- Self-destructive or reckless behavior
- Trouble concentrating
- Sleep disturbances
- A heightened startle response
- Irritability or aggression
How to Cope-up
It can be draining and paralyzing to experience trauma. You might find it difficult to be your usual self and engage in normal daily activities. It’s possible that you have difficulty falling and staying asleep. If you have the assistance of a healthcare professional, you may be able to improve your sleep quality.
You don’t have to cope with trauma all alone. Here are some ways you can support your sleep during times of high stress:
Try mindfulness exercises before bedtime
Deep breathing, meditation, and journaling are practices that will help you relax and let go of your day’s stress, while light yoga can help.
Follow a bedtime ritual
You can include warm-up activities, such as taking a warm bath and listening to relaxing music, getting into comfortable pajamas, using aromatherapy, and turning out all the lights before bedtime, which may keep you grounded and ready for restful sleep.
Practice sleep hygiene
Recommendations that influence your sleep habit and improve sleep quality can be found in sleep hygiene. Keeping your bedroom cool and quiet, limiting alcohol, heavy food intake, and caffeine in the evening time, exercising during the day, and following a regular sleep-Wake time are some of the things that they involve. It is possible that these habits hold up your sleep health during times of distress.
It’s not a good idea to put yourself under pressure to return to work after a traumatizing experience. Follow the body’s signals if it tells you to rest or engage in self-care activities. Doing healthy things that make you feel good will help you recover from these traumatic experiences. Don’t rush recovery. Get support from friends and family.

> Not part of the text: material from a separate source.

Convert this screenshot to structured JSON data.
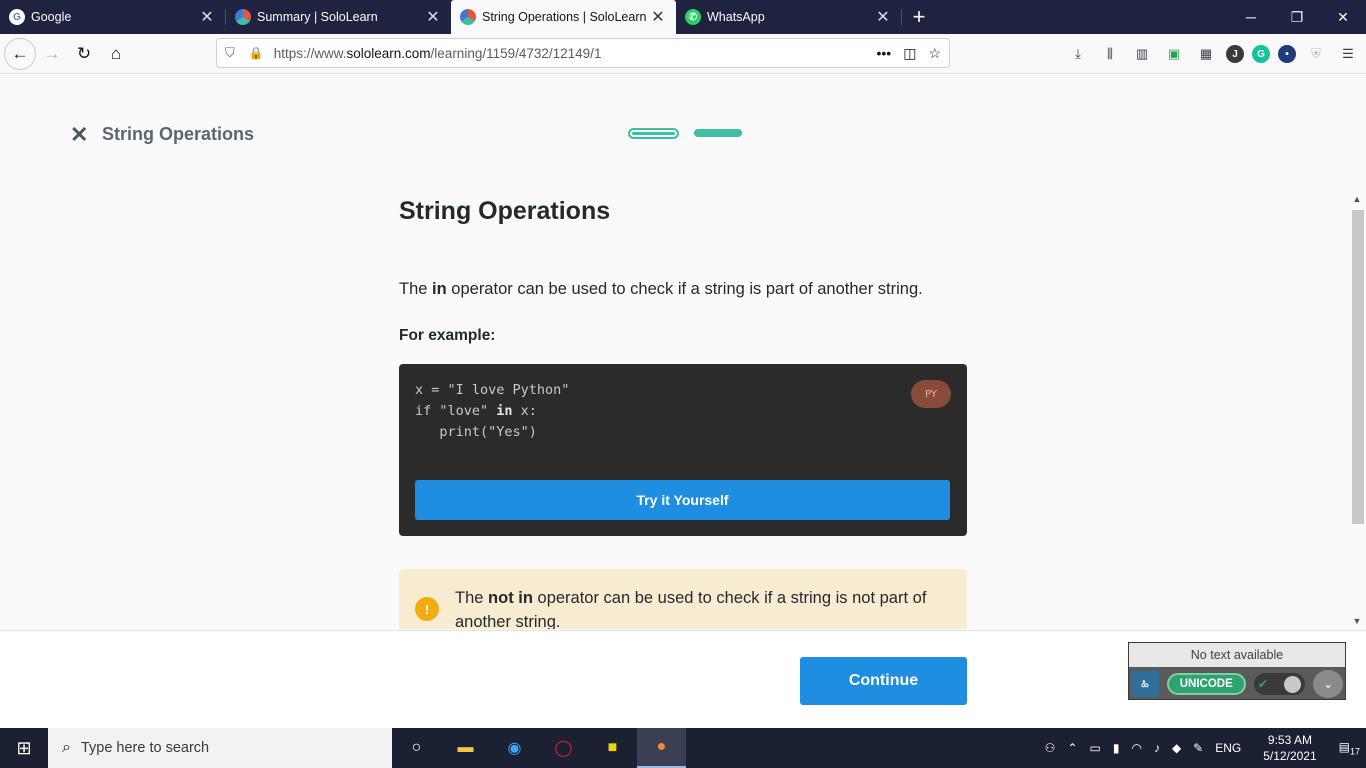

It is possible to cope with trauma and protect your sleep health through exercise. A study shows that cardiovascular exercises can help with mental health and post-traumatic stress disorder. Walking, yoga, dancing, or jogging are some of the simple physical activities you can participate in.
Seek support from loved ones

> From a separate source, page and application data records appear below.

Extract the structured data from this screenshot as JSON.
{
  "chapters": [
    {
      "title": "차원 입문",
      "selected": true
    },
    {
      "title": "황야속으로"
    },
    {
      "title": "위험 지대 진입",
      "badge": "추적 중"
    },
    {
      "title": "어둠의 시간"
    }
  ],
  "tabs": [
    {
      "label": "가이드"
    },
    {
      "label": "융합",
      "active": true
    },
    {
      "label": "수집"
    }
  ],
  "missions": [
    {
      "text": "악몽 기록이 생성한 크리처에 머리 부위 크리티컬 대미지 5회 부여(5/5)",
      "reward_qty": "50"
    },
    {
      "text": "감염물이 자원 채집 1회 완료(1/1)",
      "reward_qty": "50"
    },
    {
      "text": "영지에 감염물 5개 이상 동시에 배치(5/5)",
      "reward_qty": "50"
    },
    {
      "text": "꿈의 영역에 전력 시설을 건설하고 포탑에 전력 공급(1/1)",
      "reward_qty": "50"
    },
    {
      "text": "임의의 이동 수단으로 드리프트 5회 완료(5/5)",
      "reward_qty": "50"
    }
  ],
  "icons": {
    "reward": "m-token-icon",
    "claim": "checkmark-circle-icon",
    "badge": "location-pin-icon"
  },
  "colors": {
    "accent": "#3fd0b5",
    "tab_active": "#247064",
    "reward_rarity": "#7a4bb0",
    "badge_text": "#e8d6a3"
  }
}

It is possible that your loved ones can help you through difficult times. Reach out to your family and friends and let them know how you are feeling. To help you better handle your emotions, it may be a good idea to talk to someone about them. They can also help out by taking on responsibilities you might not be able to handle right now.
Journaling can help you express your feelings, which is very important for recovery. You can use a digital or handwritten journal to process and organize your thoughts, manage your feelings of overwhelm, and reduce stress levels. According to the study, writing can help you manage traumatic symptoms, improve mood, lower blood pressure, support immune function, improve emotional wellbeing, and provide positive physical and mental health outcomes. According to the researchers, writing can be used as a therapy for people experiencing trauma.
Trauma causes stress. Stress can cause your body to go into fight-or-flight mode. When your body is in this mode, it releases adrenaline. This causes your heart rate to increase, which can cause high blood pressure and heart problems. It also causes your muscles to tense up.
Recovery from trauma depends on the type of trauma. Some people will need to see a counselor for a few weeks or months to help them recover.
You may have PTSD if you have nightmares, and you may also have flashbacks.
The brain is a complex system with many different parts, and a traumatic event can trigger a cascade of physiological changes in the body. These changes can affect the function of the brain and the rest of the body, which may lead to a wide range of symptoms. A healthy sleep pattern is essential to the proper functioning of the body and the mind. Sleep is an important part of the healing process, and getting enough good quality sleep can help you recover from traumatic experiences.
If you want to know more about different sleep related disorder check out here.